Classification: Straight Bourbon
Company: Kings County Distillery
Distillery: Kings County Distillery
Age: 4 Years
Mashbill: 80% Corn, 20% Malted Barley
Color: Dark Amber
MSRP: $99 (750ml), $55 (375ml), $30 (200ml) (2020)
Kings County Distillery is New York City’s oldest and largest whiskey distillery. They are located in a 120-year-old Paymaster Building in the Brooklyn Navy Yard. Co-owner and distiller Colin Spoelman cut his teeth distilling moonshine in his Brooklyn apartment before deciding to make it his fulltime job. Kings County Distillery notably uses Scottish copper pot stills and open fermentation to produce their whiskey. Their corn is from a local New York State farm, their barley for their bourbon is from England, and Scotland for their Peated Bourbon and Single Malt whiskey. Their whiskey is aged in 15-gallon barrels.
An expressive caramel scent emanates from the glass, followed by corn and vanilla. A bit fainter, but no less important, are layers of strawberry, buttercream frosting, and bread pudding that mingle in. Together these scents form an enjoyable aroma that work well, provide adequate complexity, yet aren’t overly showy either.
A surprisingly dark and rich flavor profile jumps out at first sip.

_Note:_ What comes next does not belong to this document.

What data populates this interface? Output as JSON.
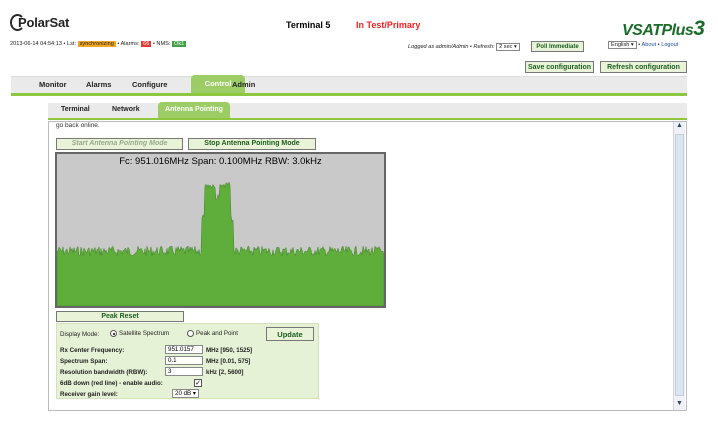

Cocoa beans, dark brown sugar, and wet oak contrast against the whiskey’s noticeable maltiness. There is a touch of youth present that is more playful with the other flavors than something that stands out on its own. It is this dance between the dark flavors, oak, malt, youth, and thick mouthfeel that makes the palate quite interesting and memorable.
A bit of dryness develops on the finish thanks to a large presence of oak and bittersweet chocolate. A touch of leather, vanilla, and malt help round out and balance the finish. The viscosity from the palate follows through to the finish resulting in a lasting aftertaste and impactful finish.
Kings County Distillery definitely marches to the beat of their own drum when it comes to distilling and that is all too apparent at first sip of their Bottled in Bond Bourbon. Kings County’s bourbon tastes different than what you’re probably used to from Kentucky distilleries. This is all due to how Kings County crafts their whiskey. Using pot stills creates an undeniable texture to their whiskey, not only in its viscosity but also in its flavor structure. The use of only two grains versus a traditional three grain mashbill is also in stark contrast to the majority of bourbons in the market. Combining these with 15 gallon barrels for aging and the high amount of malt in its mashbill, creates a whiskey that stands out on its own. This isn’t a New York whiskey trying to emulate a Kentucky one. This is distinctly a Kings County Bourbon and its uniqueness is unequivocal.
The number of unique practices Kings County uses to create their whiskey unfortunately also comes at a cost to both them and the consumer. As a result, their whiskey is expensive even for craft whiskey standards. One way the company has combated this is by releasing their whiskey in different bottle sizes, an admirable move to get more people to take a chance on their unique tasting whiskey. Bottled in Bond (BiB) whiskeys comes in all different ages and prices of course, but at the minimum and most common 4 year mark, there are quite a few bourbons to compete with that are listed at a fraction of the price. Old Grand-Dad Bottled In Bond Bourbon is a notable standout in that sector at $25. While Old Grand-Dad sports some standout traits over other Kentucky bonded bourbons, it tastes largely like other mass produced value bourbons from a very high level view. Uniqueness does add value, but there's no getting around the fact that Kings County is on the high side when it comes to not only craft whiskey, but 4 year old whiskeys in general. If you put a high value on uniqueness, supporting trailblazers and their artisan whiskeys, then Kings Country BiB Bourbon will be your whiskey. If not, then you’ll very much struggle with Kings County’s pricing.
Brooklyn is known for their artisanal merchants, and Kings County is no exception, producing one of the more unique Bottled in Bond bourbons in the market.
A craft whiskey company releasing a four year old bourbon is a notable achievement for the company themselves, but usually ignored by the larger whiskey community. Too often the whiskey tastes young, or in trying to replicate Kentucky bourbon, it pales in comparison. Utilizing copper stills, open fermentation, a unique mashbill, and smaller barrels have combined to create a bourbon that tastes distinctly Kings County. The resulting bourbon has an unmistakable viscosity and flavor texture that finds a way to balance dark flavors against the brightness that comes from being 4 years old and with a high amount of malt in its mashbill. It's a dangerous tightrope to walk and it won’t be for everyone, but for some, it will stand out in a crowded field of like-minded competitors.